Newtown families in lawsuit get access to shooter's computer

WATERBURY, Conn. (AP) — Families of those killed in the 2012 Sandy Hook school shooting will have access to the shooter's computer as part of their lawsuit against gun maker Remington.

A state Superior Court judge in Waterbury, Connecticut, signed off on a stipulated agreement Thursday between the families and Remington that will allow a forensic computer expert to examine Adam Lanzas' computer and present digital images of his findings to both sides.

The families are looking for evidence of Lanza's exposure to advertisements for weapons.

Remington, based in Madison, North Carolina, is accused of violating the Connecticut Unfair Trade Practices Act by marketing its Bushmaster XM15-E2S rifle to civilians.

Lanza used the gun, which was owned by his mother, in a rampage that started with her and ended when he killed 20 first-graders and six educators inside the Newtown, Connecticut, school.

The plaintiffs' lawyer, Joshua Koskoff, has accused the company of targeting younger, at-risk males through “militaristic marketing and astute product placement in violent first-person shooter games.”

One of Remington’s ads features the rifle against a plain backdrop and the phrase: “Consider Your Man Card Reissued.”
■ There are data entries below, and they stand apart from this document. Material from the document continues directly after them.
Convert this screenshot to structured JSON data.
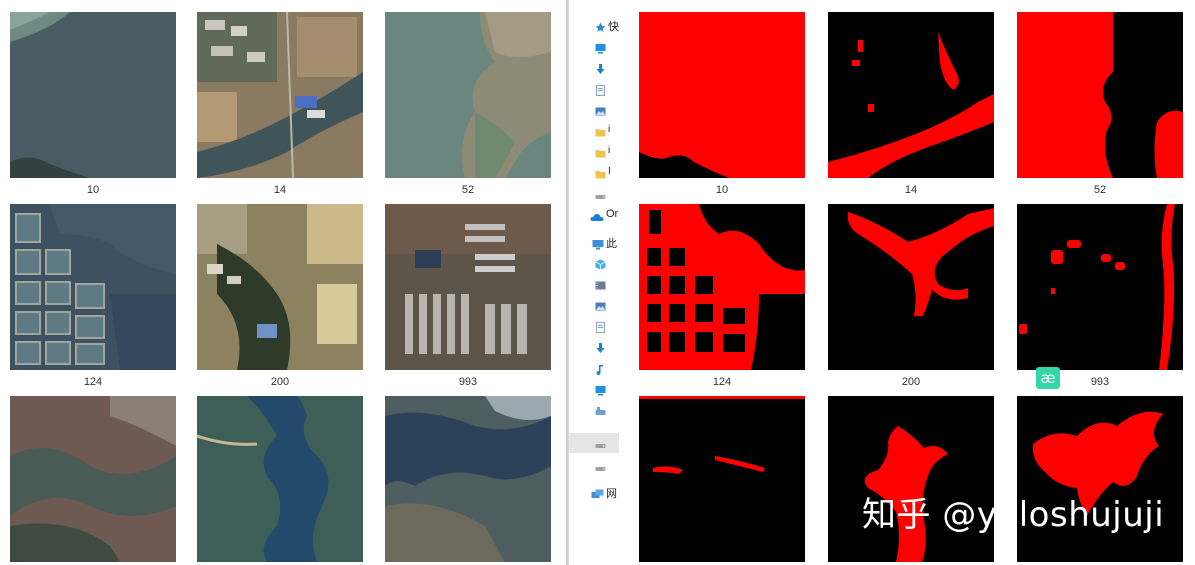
{
  "left_thumbnails": [
    {
      "label": "10",
      "kind": "satellite-lake"
    },
    {
      "label": "14",
      "kind": "satellite-village"
    },
    {
      "label": "52",
      "kind": "satellite-shore"
    },
    {
      "label": "124",
      "kind": "satellite-ponds"
    },
    {
      "label": "200",
      "kind": "satellite-trees"
    },
    {
      "label": "993",
      "kind": "satellite-town"
    },
    {
      "label": "",
      "kind": "satellite-hills"
    },
    {
      "label": "",
      "kind": "satellite-reservoir"
    },
    {
      "label": "",
      "kind": "satellite-bay"
    }
  ],
  "right_thumbnails": [
    {
      "label": "10",
      "kind": "mask-lake"
    },
    {
      "label": "14",
      "kind": "mask-river"
    },
    {
      "label": "52",
      "kind": "mask-shore"
    },
    {
      "label": "124",
      "kind": "mask-ponds"
    },
    {
      "label": "200",
      "kind": "mask-branch"
    },
    {
      "label": "993",
      "kind": "mask-spots"
    },
    {
      "label": "",
      "kind": "mask-strip"
    },
    {
      "label": "",
      "kind": "mask-reservoir"
    },
    {
      "label": "",
      "kind": "mask-bay"
    }
  ],
  "nav": {
    "items": [
      {
        "label": "快",
        "icon": "star-icon",
        "color": "#2b88d8"
      },
      {
        "label": "",
        "icon": "desktop-icon",
        "color": "#1e90e0"
      },
      {
        "label": "",
        "icon": "download-icon",
        "color": "#1e7fd6"
      },
      {
        "label": "",
        "icon": "document-icon",
        "color": "#8aa4c0"
      },
      {
        "label": "",
        "icon": "picture-icon",
        "color": "#4a7fb5"
      },
      {
        "label": "i",
        "icon": "folder-icon",
        "color": "#f0c14b"
      },
      {
        "label": "i",
        "icon": "folder-icon",
        "color": "#f0c14b"
      },
      {
        "label": "I",
        "icon": "folder-icon",
        "color": "#f0c14b"
      },
      {
        "label": "",
        "icon": "drive-icon",
        "color": "#9aa0a6"
      },
      {
        "label": "Or",
        "icon": "cloud-icon",
        "color": "#1e7fd6"
      },
      {
        "label": "此",
        "icon": "computer-icon",
        "color": "#3a8fd6"
      },
      {
        "label": "",
        "icon": "cube-icon",
        "color": "#3fb0e8"
      },
      {
        "label": "",
        "icon": "video-icon",
        "color": "#6b7d8f"
      },
      {
        "label": "",
        "icon": "picture-icon",
        "color": "#4a7fb5"
      },
      {
        "label": "",
        "icon": "document-icon",
        "color": "#8aa4c0"
      },
      {
        "label": "",
        "icon": "download-icon",
        "color": "#1e7fd6"
      },
      {
        "label": "",
        "icon": "music-icon",
        "color": "#1e7fd6"
      },
      {
        "label": "",
        "icon": "desktop-icon",
        "color": "#1e90e0"
      },
      {
        "label": "",
        "icon": "drive-icon",
        "color": "#6d9fd0"
      },
      {
        "label": "",
        "icon": "drive-icon",
        "color": "#9aa0a6"
      },
      {
        "label": "",
        "icon": "drive-icon",
        "color": "#9aa0a6"
      },
      {
        "label": "网",
        "icon": "network-icon",
        "color": "#3a8fd6"
      }
    ]
  },
  "watermark": "知乎 @yoloshujuji",
  "badge": "æ",
  "colors": {
    "mask_fg": "#ff0000",
    "mask_bg": "#000000",
    "lake": "#4f5e66"
  }
}
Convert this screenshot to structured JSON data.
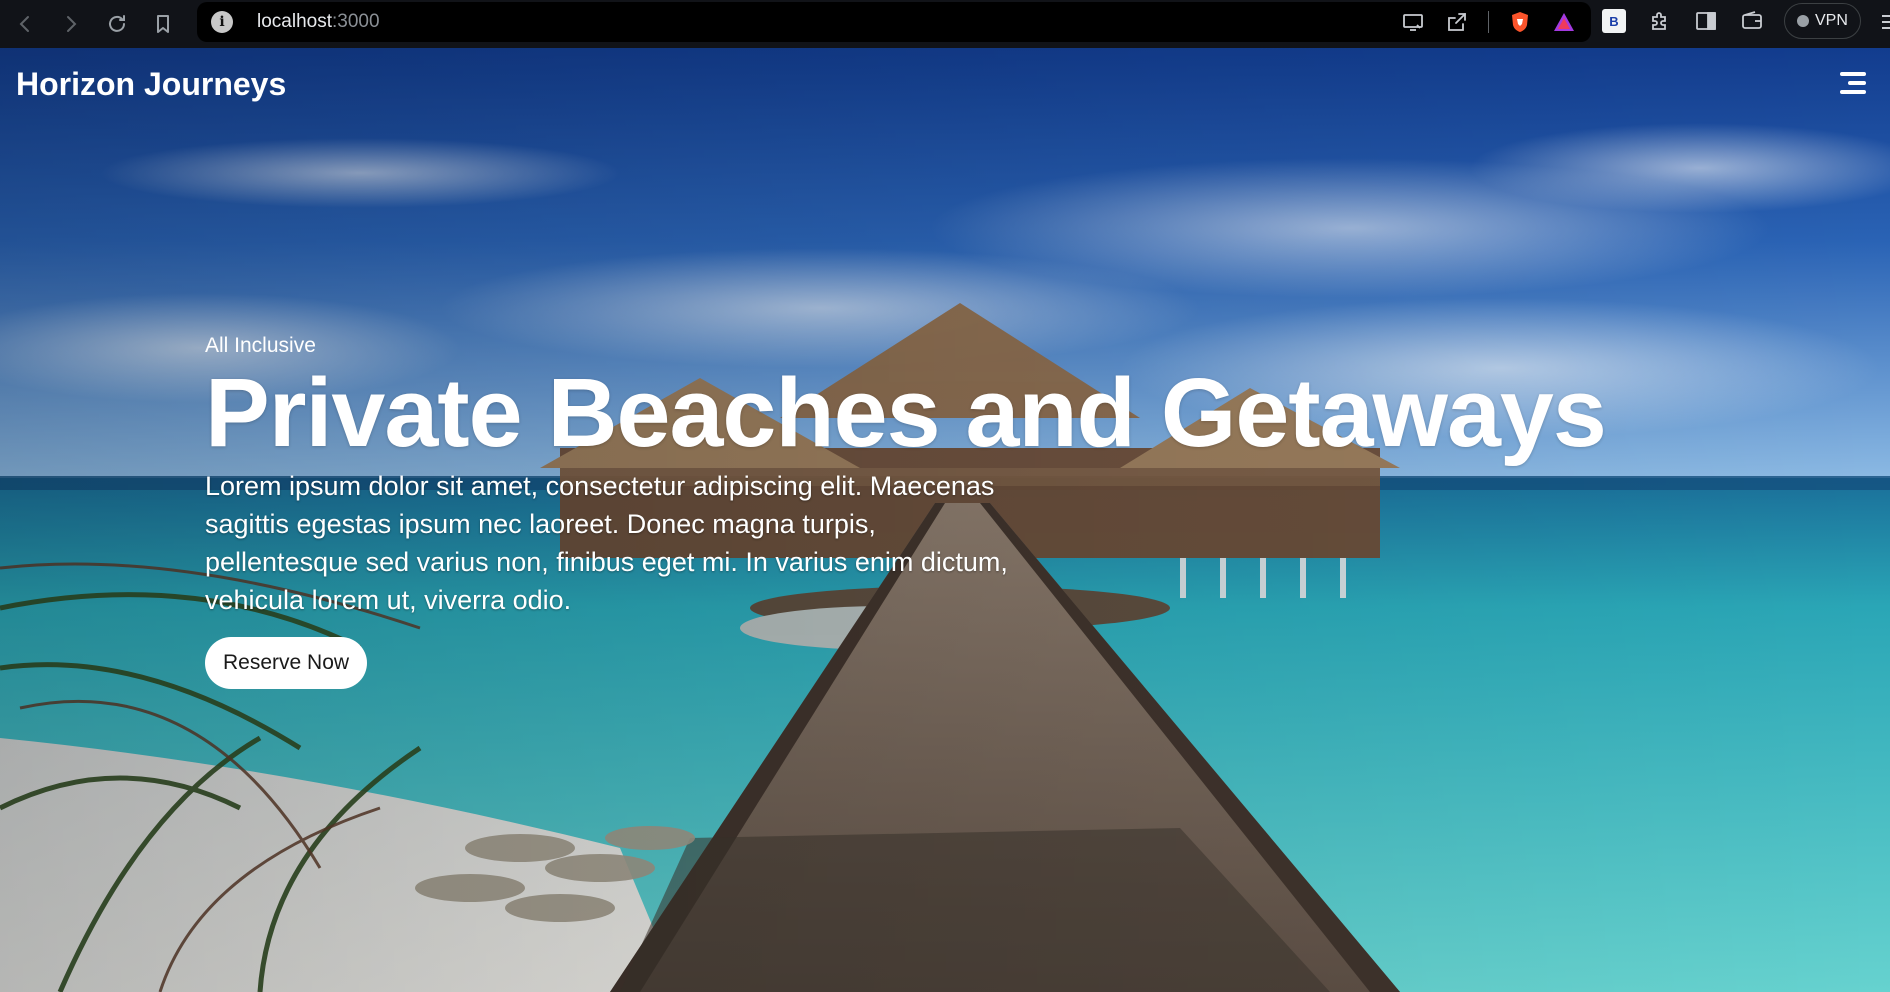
{
  "browser": {
    "url_host": "localhost",
    "url_port": ":3000",
    "vpn_label": "VPN",
    "extension_badge": "B"
  },
  "icons": {
    "back": "back-arrow-icon",
    "forward": "forward-arrow-icon",
    "reload": "reload-icon",
    "bookmark": "bookmark-icon",
    "site_info": "info-icon",
    "cast": "cast-icon",
    "share": "share-icon",
    "brave_shield": "brave-shield-icon",
    "brave_rewards": "rewards-triangle-icon",
    "extensions": "puzzle-icon",
    "sidebar": "sidebar-icon",
    "wallet": "wallet-icon",
    "menu": "hamburger-menu-icon"
  },
  "site": {
    "logo": "Horizon Journeys"
  },
  "hero": {
    "eyebrow": "All Inclusive",
    "title": "Private Beaches and Getaways",
    "description": "Lorem ipsum dolor sit amet, consectetur adipiscing elit. Maecenas sagittis egestas ipsum nec laoreet. Donec magna turpis, pellentesque sed varius non, finibus eget mi. In varius enim dictum, vehicula lorem ut, viverra odio.",
    "cta_label": "Reserve Now"
  },
  "colors": {
    "sky_top": "#1e4fa6",
    "sky_bottom": "#7fb0e0",
    "sea": "#2fb1bd",
    "cta_bg": "#ffffff"
  }
}
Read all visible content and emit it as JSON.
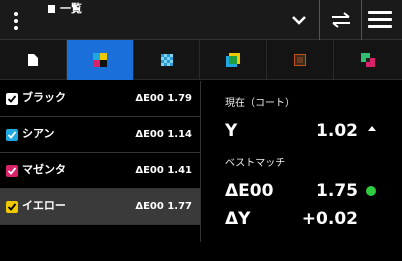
{
  "topbar": {
    "title": "一覧"
  },
  "list": {
    "rows": [
      {
        "label": "ブラック",
        "value": "ΔE00 1.79",
        "check_color": "#ffffff"
      },
      {
        "label": "シアン",
        "value": "ΔE00 1.14",
        "check_color": "#1fa8e0"
      },
      {
        "label": "マゼンタ",
        "value": "ΔE00 1.41",
        "check_color": "#d8236a"
      },
      {
        "label": "イエロー",
        "value": "ΔE00 1.77",
        "check_color": "#f0c800"
      }
    ],
    "selected_index": 3
  },
  "detail": {
    "current_label": "現在（コート）",
    "current_channel": "Y",
    "current_value": "1.02",
    "best_match_label": "ベストマッチ",
    "delta_e_label": "ΔE00",
    "delta_e_value": "1.75",
    "delta_y_label": "ΔY",
    "delta_y_value": "+0.02"
  },
  "colors": {
    "accent": "#1a6fd8",
    "status_good": "#2ecc40"
  }
}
The AR-15's design is based on the military M-16. There are now an estimated 16 million AR-platform long guns in the U.S.

The lawsuit is expected to go to trial in 2021.